I couldn’t sleep for a long time last night trying to figure out where in the world we’re going to get $8,000-$11,000 for an air conditioner and even more importantly for the winter – the heat pump so that it’s not just straight up gas heat.  I looked up grants and wow that sight is a monstrosity of crazy info.  I know that somehow, someway we’ll come up with the money to make this happen.  Somehow we always do and I know that God and the people that support this ministry are faithful.

For the past two days Mike has been recording with Tom Conlon in the worship/fellowship room at Wesley.  Many have said this room’s acoustics are like magic and even without AC, the magic room came through.  In walking up to the building this morning and rolling up the trash cans and recycle bins I began to ask myself why do I care about this building so much?  Why do I care about this space?  In the sceme of things what does it really matter?  When there’s bills to pay and things to repair – what stops us from just chucking it all?

My answer is both simple and sincere.  There is magic that happens here.  Tears are rolling down my face just thinking about it which makes me either really sappy or beyond emotional.  This is not a Harry Potter kind of magic but one that happens when community is formed and shaped and grows and changes and is found.  This building is so much more than just a building to me because both as a student and as a campus minister I have witnessed the powerful things that have happened here.  We have shared much laughter and some tears, we have shared in worship and I have seen someone’s call to ministry unfold at an Ash Wednesday service, we have cooked dinner as family and have hung out as friends.  This is part of what the students mean when they talk about Wesley being a home away from home. 

Yesterday after getting back from the MRI I talked to a student who has been coming here for 2 and a half years to use the prayer room several times a week.  He’s only been to one Wesley night but he comes and uses the prayer room as often as he can.  Yesterday he stopped me in the hall and said thank you for us providing this space for him and for people just to come and be.

I think about the student groups and the gospel choirs and the other campus ministries that use this place and how this building and the things that it stands for and witnesses to is greater than we know.  Yes it is just a building – with windows that aren’t the greatest, an exterior paint job that needs some help, and a vacant lot that is probably one of the worst parking lots imaginable – but it is ours and it is home to both the sacred and the sacrilege – the holy and the profane – the mysterious divine and the completely human.

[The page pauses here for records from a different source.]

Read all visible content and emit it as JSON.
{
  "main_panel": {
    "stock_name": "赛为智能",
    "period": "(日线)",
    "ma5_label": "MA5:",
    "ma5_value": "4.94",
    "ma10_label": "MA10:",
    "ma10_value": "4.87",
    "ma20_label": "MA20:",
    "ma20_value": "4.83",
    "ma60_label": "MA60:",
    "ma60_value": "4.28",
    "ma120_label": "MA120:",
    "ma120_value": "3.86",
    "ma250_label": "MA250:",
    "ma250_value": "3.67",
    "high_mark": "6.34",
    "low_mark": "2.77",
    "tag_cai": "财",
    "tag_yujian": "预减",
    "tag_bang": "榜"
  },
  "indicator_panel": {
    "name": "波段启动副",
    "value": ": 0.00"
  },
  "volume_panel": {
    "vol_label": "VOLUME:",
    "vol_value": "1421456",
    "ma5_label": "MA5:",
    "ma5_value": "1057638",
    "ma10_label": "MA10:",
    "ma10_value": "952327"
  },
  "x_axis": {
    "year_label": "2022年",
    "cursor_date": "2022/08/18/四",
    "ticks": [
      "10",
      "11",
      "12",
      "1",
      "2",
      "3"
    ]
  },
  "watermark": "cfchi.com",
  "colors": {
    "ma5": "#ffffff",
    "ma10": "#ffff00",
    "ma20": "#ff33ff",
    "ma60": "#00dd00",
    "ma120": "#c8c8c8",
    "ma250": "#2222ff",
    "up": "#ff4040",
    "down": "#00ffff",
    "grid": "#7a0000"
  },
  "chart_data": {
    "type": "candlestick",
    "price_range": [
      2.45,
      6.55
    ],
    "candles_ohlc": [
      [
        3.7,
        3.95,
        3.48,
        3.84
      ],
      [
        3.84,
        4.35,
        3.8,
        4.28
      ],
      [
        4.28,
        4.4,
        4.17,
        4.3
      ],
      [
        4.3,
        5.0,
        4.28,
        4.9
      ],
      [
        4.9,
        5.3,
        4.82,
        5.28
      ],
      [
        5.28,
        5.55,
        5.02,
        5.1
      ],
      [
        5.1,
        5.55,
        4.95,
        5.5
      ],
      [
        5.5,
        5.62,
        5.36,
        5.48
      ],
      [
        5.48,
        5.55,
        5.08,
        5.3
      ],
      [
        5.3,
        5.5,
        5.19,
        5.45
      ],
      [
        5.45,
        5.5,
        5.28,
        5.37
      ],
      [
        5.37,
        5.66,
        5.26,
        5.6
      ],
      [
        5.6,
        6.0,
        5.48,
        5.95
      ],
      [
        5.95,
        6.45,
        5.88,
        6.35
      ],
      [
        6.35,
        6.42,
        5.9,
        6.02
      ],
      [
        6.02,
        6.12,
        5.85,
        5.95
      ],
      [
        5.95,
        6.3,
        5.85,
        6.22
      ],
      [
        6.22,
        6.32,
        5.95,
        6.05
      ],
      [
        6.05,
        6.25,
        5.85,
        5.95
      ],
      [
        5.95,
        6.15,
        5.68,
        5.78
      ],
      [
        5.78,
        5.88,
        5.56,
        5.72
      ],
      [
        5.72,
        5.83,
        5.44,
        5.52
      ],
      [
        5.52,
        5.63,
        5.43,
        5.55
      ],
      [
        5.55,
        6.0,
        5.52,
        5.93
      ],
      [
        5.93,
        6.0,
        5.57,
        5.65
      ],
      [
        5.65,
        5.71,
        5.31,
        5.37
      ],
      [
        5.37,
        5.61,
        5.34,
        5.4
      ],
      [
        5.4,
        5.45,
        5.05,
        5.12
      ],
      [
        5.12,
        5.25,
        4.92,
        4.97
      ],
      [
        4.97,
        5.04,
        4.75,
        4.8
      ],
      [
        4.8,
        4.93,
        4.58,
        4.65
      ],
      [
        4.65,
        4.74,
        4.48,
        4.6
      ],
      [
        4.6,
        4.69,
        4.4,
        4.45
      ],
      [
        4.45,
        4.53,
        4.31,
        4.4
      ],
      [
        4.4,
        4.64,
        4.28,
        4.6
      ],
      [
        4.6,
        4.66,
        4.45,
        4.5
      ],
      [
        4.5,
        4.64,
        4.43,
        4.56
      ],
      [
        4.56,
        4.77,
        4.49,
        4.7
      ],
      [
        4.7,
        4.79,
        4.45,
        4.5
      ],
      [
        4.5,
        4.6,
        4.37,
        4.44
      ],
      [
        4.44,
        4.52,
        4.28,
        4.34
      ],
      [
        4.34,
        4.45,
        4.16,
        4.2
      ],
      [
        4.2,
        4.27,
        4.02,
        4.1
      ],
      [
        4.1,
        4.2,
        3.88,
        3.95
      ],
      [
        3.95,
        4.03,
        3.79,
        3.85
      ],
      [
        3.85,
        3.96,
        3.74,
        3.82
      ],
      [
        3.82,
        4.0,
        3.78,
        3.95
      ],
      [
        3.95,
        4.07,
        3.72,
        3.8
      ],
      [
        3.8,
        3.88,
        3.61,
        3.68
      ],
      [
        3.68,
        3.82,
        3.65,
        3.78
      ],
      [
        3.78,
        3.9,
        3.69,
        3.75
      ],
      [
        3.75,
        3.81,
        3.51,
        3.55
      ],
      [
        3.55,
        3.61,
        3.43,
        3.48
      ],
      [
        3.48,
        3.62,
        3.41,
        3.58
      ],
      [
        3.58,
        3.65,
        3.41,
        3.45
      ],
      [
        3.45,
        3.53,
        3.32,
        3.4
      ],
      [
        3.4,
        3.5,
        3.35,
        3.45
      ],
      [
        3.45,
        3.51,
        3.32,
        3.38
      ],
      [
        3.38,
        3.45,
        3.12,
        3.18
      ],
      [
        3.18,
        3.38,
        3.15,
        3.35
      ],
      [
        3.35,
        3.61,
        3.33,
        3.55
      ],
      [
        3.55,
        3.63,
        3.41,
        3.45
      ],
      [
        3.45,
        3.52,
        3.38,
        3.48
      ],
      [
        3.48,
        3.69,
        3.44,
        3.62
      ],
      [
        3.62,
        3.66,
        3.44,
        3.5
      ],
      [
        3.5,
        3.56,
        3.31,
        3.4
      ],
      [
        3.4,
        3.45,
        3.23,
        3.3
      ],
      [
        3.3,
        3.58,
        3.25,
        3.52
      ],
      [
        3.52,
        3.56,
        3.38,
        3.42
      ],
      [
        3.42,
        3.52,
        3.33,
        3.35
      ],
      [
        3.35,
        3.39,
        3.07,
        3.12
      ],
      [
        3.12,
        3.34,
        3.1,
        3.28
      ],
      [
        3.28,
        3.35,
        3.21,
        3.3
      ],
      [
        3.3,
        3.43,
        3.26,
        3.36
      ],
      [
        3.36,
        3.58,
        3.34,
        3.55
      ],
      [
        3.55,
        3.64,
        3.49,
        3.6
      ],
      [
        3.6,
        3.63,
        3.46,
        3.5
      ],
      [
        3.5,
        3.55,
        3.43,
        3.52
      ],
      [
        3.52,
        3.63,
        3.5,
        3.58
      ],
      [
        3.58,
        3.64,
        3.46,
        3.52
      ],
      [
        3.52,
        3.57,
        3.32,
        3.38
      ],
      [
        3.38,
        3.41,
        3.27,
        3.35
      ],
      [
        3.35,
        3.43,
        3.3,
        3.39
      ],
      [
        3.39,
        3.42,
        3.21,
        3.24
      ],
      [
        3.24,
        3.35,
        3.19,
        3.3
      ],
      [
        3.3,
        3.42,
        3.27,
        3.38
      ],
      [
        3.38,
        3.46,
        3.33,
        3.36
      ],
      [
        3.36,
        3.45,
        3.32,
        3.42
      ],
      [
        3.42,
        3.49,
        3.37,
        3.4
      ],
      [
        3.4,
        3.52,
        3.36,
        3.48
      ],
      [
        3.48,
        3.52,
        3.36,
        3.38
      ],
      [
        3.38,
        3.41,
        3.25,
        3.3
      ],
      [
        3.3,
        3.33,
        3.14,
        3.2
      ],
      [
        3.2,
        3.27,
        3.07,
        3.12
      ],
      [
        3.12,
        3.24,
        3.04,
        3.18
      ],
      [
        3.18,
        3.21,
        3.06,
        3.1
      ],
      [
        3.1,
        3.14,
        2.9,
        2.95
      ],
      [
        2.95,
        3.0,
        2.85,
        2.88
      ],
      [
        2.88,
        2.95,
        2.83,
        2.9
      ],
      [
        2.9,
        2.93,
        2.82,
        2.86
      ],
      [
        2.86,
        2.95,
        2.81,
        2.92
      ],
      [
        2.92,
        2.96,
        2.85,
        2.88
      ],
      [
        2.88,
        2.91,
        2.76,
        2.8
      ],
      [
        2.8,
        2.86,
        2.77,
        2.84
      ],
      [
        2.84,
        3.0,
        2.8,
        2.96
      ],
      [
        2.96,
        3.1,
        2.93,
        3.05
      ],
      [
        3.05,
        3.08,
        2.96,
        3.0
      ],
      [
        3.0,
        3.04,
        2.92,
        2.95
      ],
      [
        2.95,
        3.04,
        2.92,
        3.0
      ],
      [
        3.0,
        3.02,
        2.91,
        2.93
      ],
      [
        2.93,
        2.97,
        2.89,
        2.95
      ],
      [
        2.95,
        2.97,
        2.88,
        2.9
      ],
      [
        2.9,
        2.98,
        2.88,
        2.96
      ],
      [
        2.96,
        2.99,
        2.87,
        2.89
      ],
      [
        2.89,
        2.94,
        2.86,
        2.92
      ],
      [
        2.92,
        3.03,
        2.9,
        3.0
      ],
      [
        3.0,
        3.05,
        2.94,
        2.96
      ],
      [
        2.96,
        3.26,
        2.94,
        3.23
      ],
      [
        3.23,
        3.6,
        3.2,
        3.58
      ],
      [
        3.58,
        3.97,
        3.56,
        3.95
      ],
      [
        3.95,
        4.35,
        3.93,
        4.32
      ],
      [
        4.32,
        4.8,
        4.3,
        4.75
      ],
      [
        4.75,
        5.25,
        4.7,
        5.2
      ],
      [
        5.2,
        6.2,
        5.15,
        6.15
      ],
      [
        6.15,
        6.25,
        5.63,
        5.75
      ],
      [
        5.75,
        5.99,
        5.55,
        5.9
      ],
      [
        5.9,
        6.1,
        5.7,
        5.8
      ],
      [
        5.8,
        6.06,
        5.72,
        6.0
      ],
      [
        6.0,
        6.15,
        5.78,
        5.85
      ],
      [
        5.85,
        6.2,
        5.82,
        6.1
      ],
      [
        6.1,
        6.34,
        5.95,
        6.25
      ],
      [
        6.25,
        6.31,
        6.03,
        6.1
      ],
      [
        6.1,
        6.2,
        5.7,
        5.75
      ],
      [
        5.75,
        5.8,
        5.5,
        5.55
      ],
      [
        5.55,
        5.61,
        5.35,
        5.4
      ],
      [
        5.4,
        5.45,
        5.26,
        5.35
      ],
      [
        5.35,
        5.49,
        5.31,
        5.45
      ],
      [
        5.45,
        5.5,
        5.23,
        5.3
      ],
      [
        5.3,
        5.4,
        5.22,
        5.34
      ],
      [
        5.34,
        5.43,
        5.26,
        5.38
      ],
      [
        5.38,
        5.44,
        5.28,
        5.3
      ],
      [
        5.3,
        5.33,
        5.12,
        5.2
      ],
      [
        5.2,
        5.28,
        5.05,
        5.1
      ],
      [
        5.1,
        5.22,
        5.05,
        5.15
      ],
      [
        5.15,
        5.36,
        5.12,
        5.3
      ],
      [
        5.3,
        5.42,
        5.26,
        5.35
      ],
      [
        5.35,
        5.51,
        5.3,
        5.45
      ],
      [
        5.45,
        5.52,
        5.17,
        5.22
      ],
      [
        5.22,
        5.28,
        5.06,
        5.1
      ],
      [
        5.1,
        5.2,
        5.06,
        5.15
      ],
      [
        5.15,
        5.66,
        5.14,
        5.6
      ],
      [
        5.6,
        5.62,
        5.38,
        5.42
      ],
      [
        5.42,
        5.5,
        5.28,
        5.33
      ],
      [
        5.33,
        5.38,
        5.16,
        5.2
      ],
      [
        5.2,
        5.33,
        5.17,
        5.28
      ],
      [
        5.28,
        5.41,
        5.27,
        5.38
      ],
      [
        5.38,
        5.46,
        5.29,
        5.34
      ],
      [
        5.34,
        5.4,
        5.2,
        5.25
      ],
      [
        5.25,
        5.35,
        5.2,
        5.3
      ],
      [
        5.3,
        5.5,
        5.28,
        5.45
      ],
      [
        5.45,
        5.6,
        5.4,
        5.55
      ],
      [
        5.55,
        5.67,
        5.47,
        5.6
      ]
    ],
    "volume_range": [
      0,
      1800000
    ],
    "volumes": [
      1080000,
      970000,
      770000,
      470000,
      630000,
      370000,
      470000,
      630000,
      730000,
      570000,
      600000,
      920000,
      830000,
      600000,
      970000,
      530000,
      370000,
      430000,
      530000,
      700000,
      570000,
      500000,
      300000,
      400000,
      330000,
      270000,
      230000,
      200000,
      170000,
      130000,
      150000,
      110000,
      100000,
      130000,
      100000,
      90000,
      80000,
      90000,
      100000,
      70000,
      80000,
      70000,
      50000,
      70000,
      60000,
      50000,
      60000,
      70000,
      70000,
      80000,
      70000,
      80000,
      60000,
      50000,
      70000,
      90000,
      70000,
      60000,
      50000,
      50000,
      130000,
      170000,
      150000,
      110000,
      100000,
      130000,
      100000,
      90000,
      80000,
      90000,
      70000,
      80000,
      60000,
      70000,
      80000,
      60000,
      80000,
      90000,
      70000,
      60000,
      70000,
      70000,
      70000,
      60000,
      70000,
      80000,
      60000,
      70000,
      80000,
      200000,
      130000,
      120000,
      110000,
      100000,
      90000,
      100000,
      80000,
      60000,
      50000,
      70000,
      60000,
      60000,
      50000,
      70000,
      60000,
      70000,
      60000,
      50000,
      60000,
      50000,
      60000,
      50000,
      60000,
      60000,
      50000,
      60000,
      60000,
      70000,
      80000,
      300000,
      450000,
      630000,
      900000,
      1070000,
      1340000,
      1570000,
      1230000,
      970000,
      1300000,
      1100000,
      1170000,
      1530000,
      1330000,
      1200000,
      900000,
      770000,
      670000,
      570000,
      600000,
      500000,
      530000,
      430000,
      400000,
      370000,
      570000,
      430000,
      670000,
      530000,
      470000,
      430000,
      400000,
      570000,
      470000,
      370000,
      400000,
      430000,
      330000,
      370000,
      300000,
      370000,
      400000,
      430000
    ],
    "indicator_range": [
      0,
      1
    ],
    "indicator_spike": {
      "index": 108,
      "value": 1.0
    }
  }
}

So we’re going to somehow make this work.  Somehow.  By the grace of God and a lot of prayer and hopefully some creative solutions.

Today at 1:15 pm we’ll go to the neurologist and see what’s up.  Do I think a tumor has grown back?  Nope.  Was I very tempted to ask the MRI folks yesterday?  Heck yes.  Am I apprehensive?  Sure.

Ann Curry tweeted this this morning – “The most beautiful people we have known are those who have known defeat, known suffering, known struggle, known loss, and have found their way out of the depths.  These persons have an appreciation, a sensitivity, and an understanding of life that fills them with compassion, gentleness, and a deep loving concern.  Beautiful people do not just happen.” – Elizabeth Kubler Ross

The only way I see this beauty is through the eyes of the community that surrounds us.  We get to the other side by the grace of God, the One who sustains us, and those that God has joined with us on this journey.  As I wait and hear what’s up today and as I begin trying to figure out that ever lovely money question for air conditioners and programming and all that Wesley jazz – I am thankful for the arms that cradle each of us in both the good and the bad, the light and the dark, the joy and the loss.

I’ll leave you with a song that Tom Conlon played at Wesley a few weeks ago.  Love this song.  It’s called “Leaning”…

Here’s his “Sacred Things”